The issue of 'bogus' signals in the FM broadcast band: This is common in nearly all receivers be they the older technology or the newer digital receivers like the Airspy and others. The problem is that within the 88 to 108 MHz FM broadcast band, there are many truly strong signals, especially true in or near large cities. This is required to minimize the noise and maximize the level of quieting in detection of a wideband signal. The input stage(s) (front end) acts as a mixer as its driven into unintended non-linearities by all the strong stations within that 20 MHz of spectrum. The strong stations mix with each other to produce bogus or false signals. Again, too much signal requires either a stopband filter (if you're not interested in receiving FM), or insertion of an appropriate amount of attenuation between the antenna feedline and the input of the receiver. Any input passband filter present for the FM band, specifically, will aim at passing the whole band on to the mixer or ADC. Again, an attenuator is required due to too much in-band strong signal levels.

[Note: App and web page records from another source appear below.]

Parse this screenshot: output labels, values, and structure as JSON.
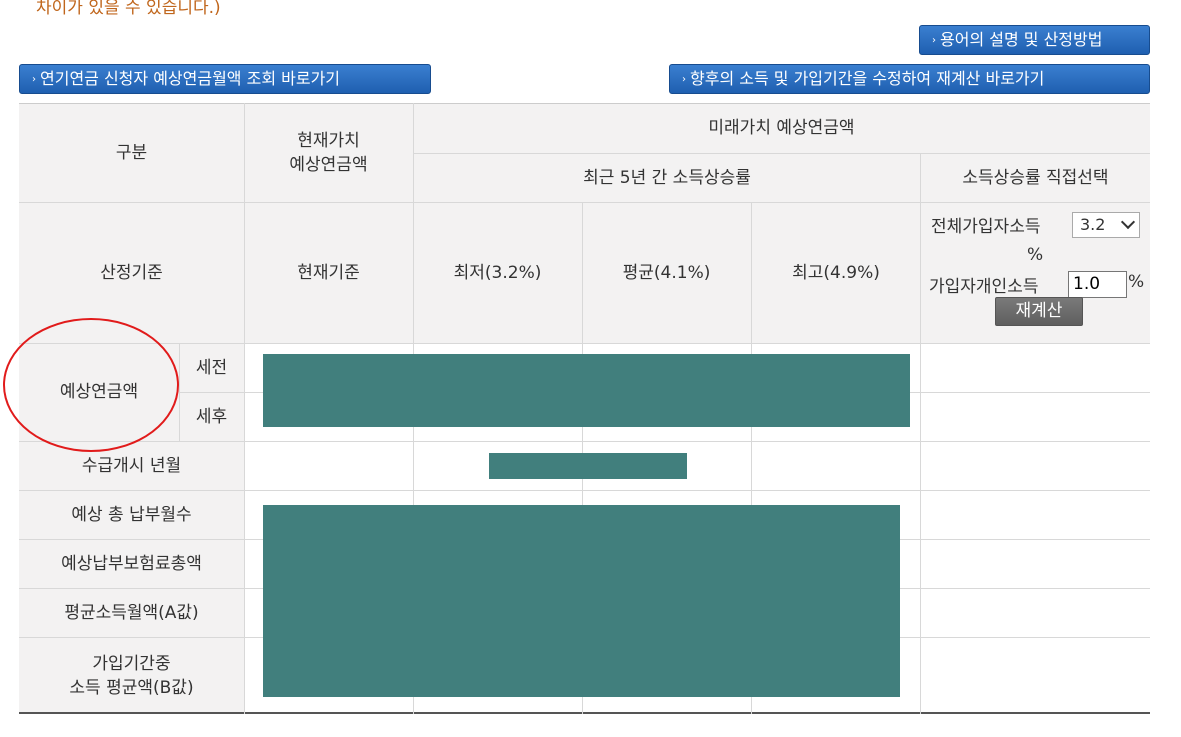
{
  "notice": "차이가 있을 수 있습니다.)",
  "buttons": {
    "terms": "용어의 설명 및 산정방법",
    "applicant_lookup": "연기연금 신청자 예상연금월액 조회 바로가기",
    "recalc_link": "향후의 소득 및 가입기간을 수정하여 재계산 바로가기",
    "arrow": "›"
  },
  "table": {
    "header": {
      "category": "구분",
      "present_value_line1": "현재가치",
      "present_value_line2": "예상연금액",
      "future_value": "미래가치 예상연금액",
      "recent_growth": "최근 5년 간 소득상승률",
      "direct_select": "소득상승률 직접선택"
    },
    "basis_row": {
      "label": "산정기준",
      "current": "현재기준",
      "low": "최저(3.2%)",
      "avg": "평균(4.1%)",
      "high": "최고(4.9%)"
    },
    "direct": {
      "all_income_label": "전체가입자소득",
      "all_income_value": "3.2",
      "percent": "%",
      "personal_income_label": "가입자개인소득",
      "personal_income_value": "1.0",
      "recalc_button": "재계산"
    },
    "rows": {
      "expected_pension": "예상연금액",
      "pre_tax": "세전",
      "post_tax": "세후",
      "start_date": "수급개시 년월",
      "total_months": "예상 총 납부월수",
      "total_premium": "예상납부보험료총액",
      "avg_income_a": "평균소득월액(A값)",
      "avg_income_b_line1": "가입기간중",
      "avg_income_b_line2": "소득 평균액(B값)"
    }
  },
  "colors": {
    "redaction": "#417f7d",
    "header_bg": "#f3f2f2",
    "button_blue": "#1f5fb0",
    "notice": "#c0661c",
    "annotation_circle": "#e11b1b"
  }
}
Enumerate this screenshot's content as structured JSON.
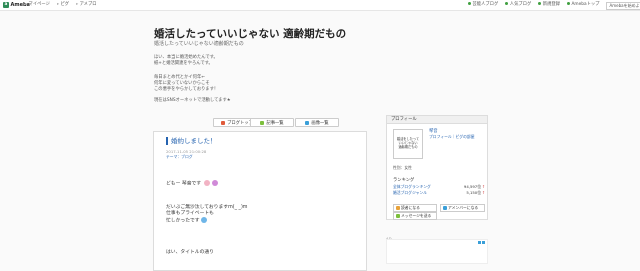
{
  "topbar": {
    "brand_mark": "a",
    "brand_name": "Ameba",
    "nav": [
      "マイページ",
      "ピグ",
      "アメブロ"
    ],
    "right": [
      "芸能人ブログ",
      "人気ブログ",
      "新規登録",
      "Amebaトップ"
    ],
    "right_box": "Amebaを始めよう"
  },
  "blog": {
    "title": "婚活したっていいじゃない 適齢期だもの",
    "subtitle": "婚活したっていいじゃない適齢期だもの",
    "desc_block1": [
      "ほい、本当に婚活始めたんです。",
      "紙+と婚活関連をやろんです。"
    ],
    "desc_block2": [
      "毎日まとめ代とかイ何年←",
      "何年に変っていないからこそ",
      "この悪手をやらかしております！"
    ],
    "desc_block3": [
      "現在はSNSオーネットで活動してます★"
    ]
  },
  "nav_buttons": {
    "top": "ブログトップ",
    "list": "記事一覧",
    "images": "画像一覧"
  },
  "entry": {
    "title": "婚約しました！",
    "date": "2017-11-05 21:00:28",
    "theme": "テーマ：ブログ",
    "line1": "どもー 琴音です",
    "para2": [
      "だいぶご無沙汰しておりますm(_ _)m",
      "仕事もプライベートも",
      "忙しかったです"
    ],
    "line4": "はい、タイトルの通り"
  },
  "sidebar": {
    "head": "プロフィール",
    "avatar_text": [
      "婚活をしたっていいじゃない",
      "適齢期だもの"
    ],
    "name": "琴音",
    "links": "プロフィール｜ピグの部屋",
    "info": "性別：女性",
    "ranking_head": "ランキング",
    "ranking": [
      {
        "label": "全体ブログランキング",
        "value": "94,597位"
      },
      {
        "label": "婚活ブログジャンル",
        "value": "5,150位"
      }
    ],
    "buttons": {
      "reader": "読者になる",
      "amember": "アメンバーになる",
      "message": "メッセージを送る"
    }
  },
  "ad": {
    "label": "AD"
  },
  "colors": {
    "link": "#2563b0",
    "brand": "#2e8b57",
    "rank_arrow": "#c33"
  }
}
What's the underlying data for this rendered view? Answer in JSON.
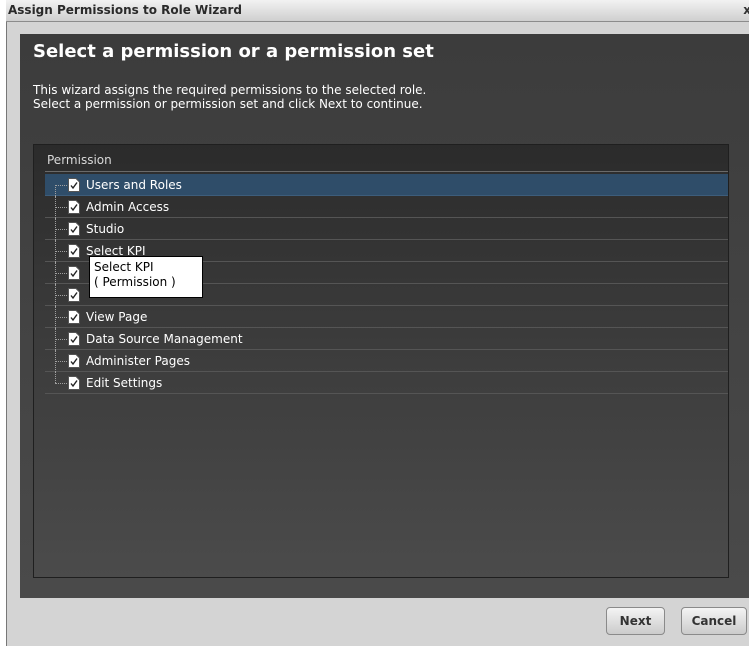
{
  "window": {
    "title": "Assign Permissions to Role Wizard",
    "close_label": "x"
  },
  "wizard": {
    "heading": "Select a permission or a permission set",
    "description_line1": "This wizard assigns the required permissions to the selected role.",
    "description_line2": "Select a permission or permission set and click Next to continue."
  },
  "tree": {
    "column_header": "Permission",
    "items": [
      {
        "label": "Users and Roles",
        "selected": true,
        "icon": "document-check-icon"
      },
      {
        "label": "Admin Access",
        "icon": "document-check-icon"
      },
      {
        "label": "Studio",
        "icon": "document-check-icon"
      },
      {
        "label": "Select KPI",
        "icon": "document-check-icon"
      },
      {
        "label": "",
        "icon": "document-check-icon"
      },
      {
        "label": "",
        "icon": "document-check-icon"
      },
      {
        "label": "View Page",
        "icon": "document-check-icon"
      },
      {
        "label": "Data Source Management",
        "icon": "document-check-icon"
      },
      {
        "label": "Administer Pages",
        "icon": "document-check-icon"
      },
      {
        "label": "Edit Settings",
        "icon": "document-check-icon"
      }
    ]
  },
  "tooltip": {
    "line1": "Select KPI",
    "line2": "( Permission )"
  },
  "buttons": {
    "next": "Next",
    "cancel": "Cancel"
  },
  "colors": {
    "selected_row": "#2f4d69",
    "panel_bg": "#3a3a3a",
    "heading_text": "#ffffff"
  }
}
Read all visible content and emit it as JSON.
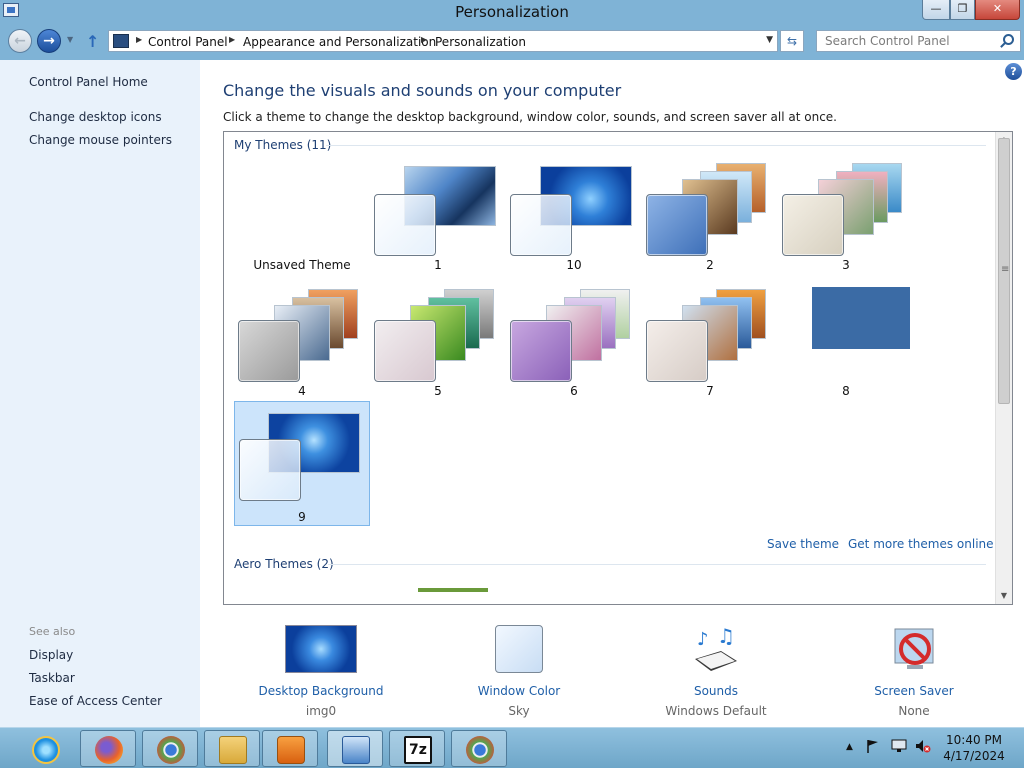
{
  "window": {
    "title": "Personalization",
    "minimize_label": "—",
    "maximize_label": "❐",
    "close_label": "✕"
  },
  "navbar": {
    "back_glyph": "←",
    "forward_glyph": "→",
    "up_glyph": "↑",
    "breadcrumbs": [
      "Control Panel",
      "Appearance and Personalization",
      "Personalization"
    ],
    "search_placeholder": "Search Control Panel"
  },
  "sidebar": {
    "links": [
      "Control Panel Home",
      "Change desktop icons",
      "Change mouse pointers"
    ],
    "see_also_header": "See also",
    "see_also_links": [
      "Display",
      "Taskbar",
      "Ease of Access Center"
    ]
  },
  "main": {
    "heading": "Change the visuals and sounds on your computer",
    "description": "Click a theme to change the desktop background, window color, sounds, and screen saver all at once.",
    "help_glyph": "?"
  },
  "themes": {
    "my_themes_title": "My Themes (11)",
    "aero_themes_title": "Aero Themes (2)",
    "items": [
      {
        "label": "Unsaved Theme",
        "selected": false,
        "wallpaper": "none"
      },
      {
        "label": "1",
        "selected": false,
        "wallpaper": "fan"
      },
      {
        "label": "10",
        "selected": false,
        "wallpaper": "windows-logo"
      },
      {
        "label": "2",
        "selected": false,
        "wallpaper": "stacked-sunset"
      },
      {
        "label": "3",
        "selected": false,
        "wallpaper": "stacked-flowers"
      },
      {
        "label": "4",
        "selected": false,
        "wallpaper": "stacked-landscape"
      },
      {
        "label": "5",
        "selected": false,
        "wallpaper": "stacked-green"
      },
      {
        "label": "6",
        "selected": false,
        "wallpaper": "stacked-art"
      },
      {
        "label": "7",
        "selected": false,
        "wallpaper": "stacked-coast"
      },
      {
        "label": "8",
        "selected": false,
        "wallpaper": "solid-blue"
      },
      {
        "label": "9",
        "selected": true,
        "wallpaper": "windows-logo"
      }
    ],
    "save_theme_label": "Save theme",
    "get_more_label": "Get more themes online"
  },
  "settings": [
    {
      "name": "Desktop Background",
      "value": "img0",
      "icon": "desktop-background-icon"
    },
    {
      "name": "Window Color",
      "value": "Sky",
      "icon": "window-color-icon"
    },
    {
      "name": "Sounds",
      "value": "Windows Default",
      "icon": "sounds-icon"
    },
    {
      "name": "Screen Saver",
      "value": "None",
      "icon": "screen-saver-icon"
    }
  ],
  "taskbar": {
    "apps": [
      "internet-explorer-icon",
      "firefox-icon",
      "chrome-icon",
      "file-explorer-icon",
      "media-player-icon",
      "control-panel-icon",
      "7zip-icon",
      "chrome-icon"
    ],
    "seven_zip_label": "7z",
    "time": "10:40 PM",
    "date": "4/17/2024"
  },
  "colors": {
    "accent": "#1f5fa8",
    "heading": "#1e3f73",
    "selection": "#cce4fb",
    "titlebar": "#7fb3d6"
  }
}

The suggestion has been made to understand how receivers are tested and the basics of their internal design. The information is on the Internet, so you don't have to visit a library. For proper evaluation of the newer SDR technology, to properly design tests and evaluations of the item, a knowledge far deeper than just the basics of the design will be required.
In conclusion, your measurements and data do not address input filtering and/or input match. To properly conduct the tests you desire, you must first understand what you are evaluating.
Dave - WØLEV
On Fri, Oct 18, 2019 at 5:07 AM jdow <jdow@...> wrote:
Please look at "https://en.wikipedia.org/wiki/Radio_noise". It is a simple
Dave - WØLEVJust Let Darwin Work